▶ **Exercise directions**
Leaving out any pictures, print the entries that follow exactly as they stand.

▶ **Extracted entries**
################

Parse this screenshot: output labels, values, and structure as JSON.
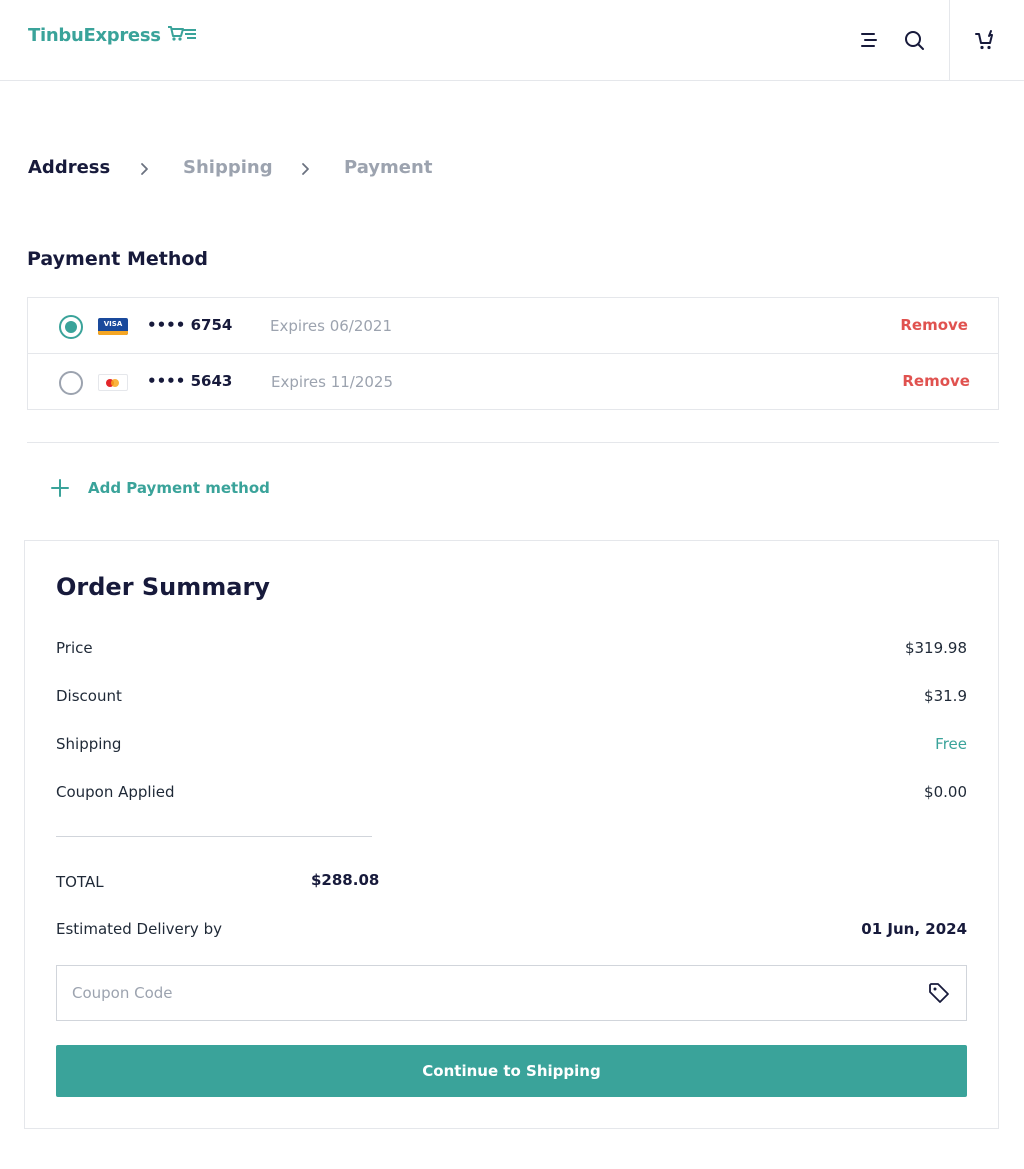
{
  "header": {
    "logo_text": "TinbuExpress",
    "icons": [
      "menu-icon",
      "search-icon",
      "cart-icon"
    ]
  },
  "steps": [
    {
      "label": "Address",
      "state": "active"
    },
    {
      "label": "Shipping",
      "state": "inactive"
    },
    {
      "label": "Payment",
      "state": "inactive"
    }
  ],
  "payment": {
    "title": "Payment Method",
    "cards": [
      {
        "brand": "visa",
        "brand_text": "VISA",
        "number": "•••• 6754",
        "expires": "Expires 06/2021",
        "remove_label": "Remove",
        "selected": true
      },
      {
        "brand": "mastercard",
        "number": "•••• 5643",
        "expires": "Expires 11/2025",
        "remove_label": "Remove",
        "selected": false
      }
    ],
    "add_label": "Add Payment method"
  },
  "summary": {
    "title": "Order Summary",
    "rows": [
      {
        "label": "Price",
        "value": "$319.98"
      },
      {
        "label": "Discount",
        "value": "$31.9"
      },
      {
        "label": "Shipping",
        "value": "Free"
      },
      {
        "label": "Coupon Applied",
        "value": "$0.00"
      }
    ],
    "total_label": "TOTAL",
    "total_value": "$288.08",
    "delivery_label": "Estimated Delivery by",
    "delivery_value": "01 Jun, 2024",
    "coupon_placeholder": "Coupon Code",
    "cta_label": "Continue to Shipping"
  },
  "colors": {
    "accent": "#3aa39a",
    "danger": "#e0524f",
    "heading": "#171a3b",
    "muted": "#9ca3af",
    "border": "#e5e7eb"
  }
}
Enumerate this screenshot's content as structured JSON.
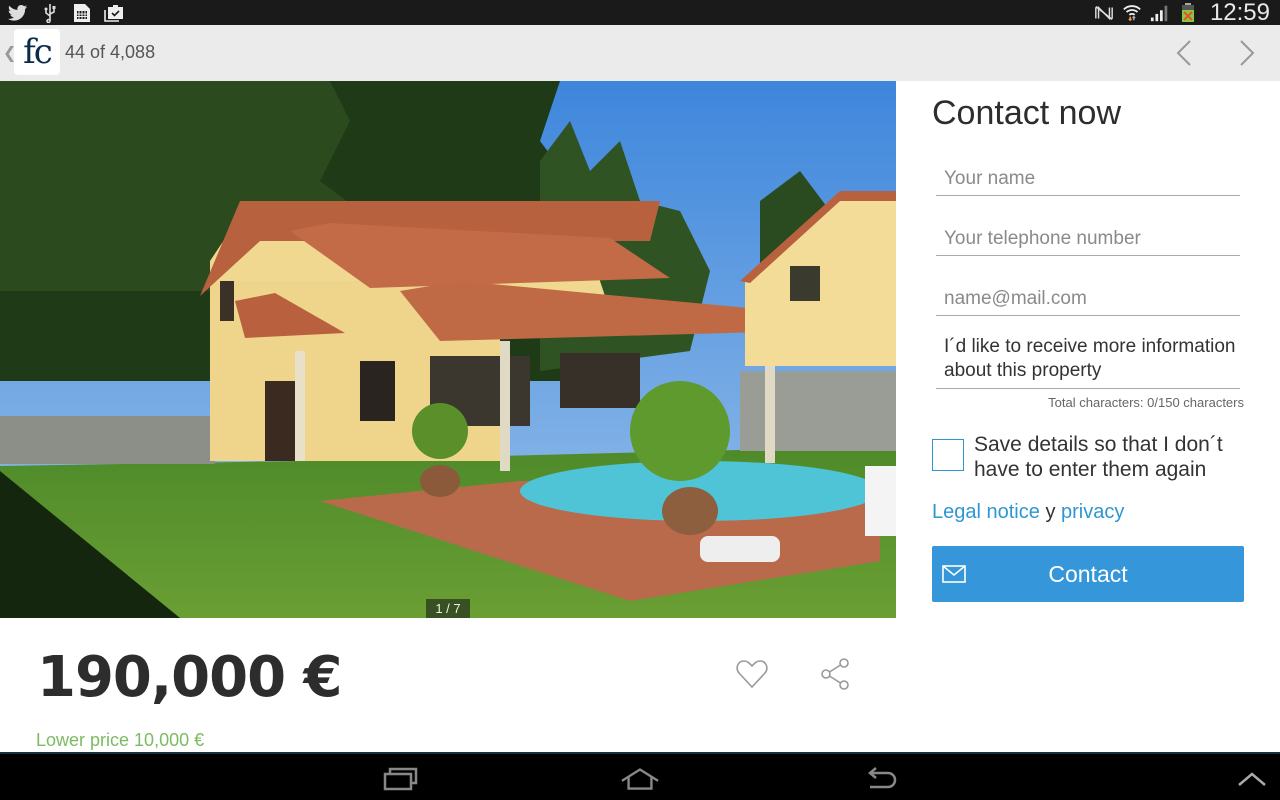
{
  "status_bar": {
    "left_icons": [
      "twitter-icon",
      "usb-icon",
      "sim-card-icon",
      "clipboard-check-icon"
    ],
    "right_icons": [
      "silent-mode-icon",
      "wifi-icon",
      "signal-icon",
      "battery-charging-icon"
    ],
    "time": "12:59"
  },
  "action_bar": {
    "app_logo": "fc",
    "counter": "44 of 4,088"
  },
  "gallery": {
    "counter": "1 / 7"
  },
  "listing": {
    "price": "190,000 €",
    "lower_price": "Lower price 10,000 €"
  },
  "contact_form": {
    "title": "Contact now",
    "name_placeholder": "Your name",
    "phone_placeholder": "Your telephone number",
    "email_placeholder": "name@mail.com",
    "message_value": "I´d like to receive more information about this property",
    "char_count": "Total characters: 0/150 characters",
    "save_details_label": "Save details so that I don´t have to enter them again",
    "save_details_checked": false,
    "legal_link": "Legal notice",
    "legal_conjunction": "y",
    "privacy_link": "privacy",
    "submit_label": "Contact"
  },
  "colors": {
    "accent": "#3597da",
    "price_drop": "#7cbb62",
    "logo": "#0c2b4a"
  }
}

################

▶ **Written solution**
Parse this screenshot: output labels, values, and structure as JSON.
{
  "header": {
    "logo_text": "TinbuExpress",
    "icons": [
      "menu-icon",
      "search-icon",
      "cart-icon"
    ]
  },
  "steps": [
    {
      "label": "Address",
      "state": "active"
    },
    {
      "label": "Shipping",
      "state": "inactive"
    },
    {
      "label": "Payment",
      "state": "inactive"
    }
  ],
  "payment": {
    "title": "Payment Method",
    "cards": [
      {
        "brand": "visa",
        "brand_text": "VISA",
        "number": "•••• 6754",
        "expires": "Expires 06/2021",
        "remove_label": "Remove",
        "selected": true
      },
      {
        "brand": "mastercard",
        "number": "•••• 5643",
        "expires": "Expires 11/2025",
        "remove_label": "Remove",
        "selected": false
      }
    ],
    "add_label": "Add Payment method"
  },
  "summary": {
    "title": "Order Summary",
    "rows": [
      {
        "label": "Price",
        "value": "$319.98"
      },
      {
        "label": "Discount",
        "value": "$31.9"
      },
      {
        "label": "Shipping",
        "value": "Free"
      },
      {
        "label": "Coupon Applied",
        "value": "$0.00"
      }
    ],
    "total_label": "TOTAL",
    "total_value": "$288.08",
    "delivery_label": "Estimated Delivery by",
    "delivery_value": "01 Jun, 2024",
    "coupon_placeholder": "Coupon Code",
    "cta_label": "Continue to Shipping"
  },
  "colors": {
    "accent": "#3aa39a",
    "danger": "#e0524f",
    "heading": "#171a3b",
    "muted": "#9ca3af",
    "border": "#e5e7eb"
  }
}
Enumerate this screenshot's content as structured JSON.
{
  "status_bar": {
    "left_icons": [
      "twitter-icon",
      "usb-icon",
      "sim-card-icon",
      "clipboard-check-icon"
    ],
    "right_icons": [
      "silent-mode-icon",
      "wifi-icon",
      "signal-icon",
      "battery-charging-icon"
    ],
    "time": "12:59"
  },
  "action_bar": {
    "app_logo": "fc",
    "counter": "44 of 4,088"
  },
  "gallery": {
    "counter": "1 / 7"
  },
  "listing": {
    "price": "190,000 €",
    "lower_price": "Lower price 10,000 €"
  },
  "contact_form": {
    "title": "Contact now",
    "name_placeholder": "Your name",
    "phone_placeholder": "Your telephone number",
    "email_placeholder": "name@mail.com",
    "message_value": "I´d like to receive more information about this property",
    "char_count": "Total characters: 0/150 characters",
    "save_details_label": "Save details so that I don´t have to enter them again",
    "save_details_checked": false,
    "legal_link": "Legal notice",
    "legal_conjunction": "y",
    "privacy_link": "privacy",
    "submit_label": "Contact"
  },
  "colors": {
    "accent": "#3597da",
    "price_drop": "#7cbb62",
    "logo": "#0c2b4a"
  }
}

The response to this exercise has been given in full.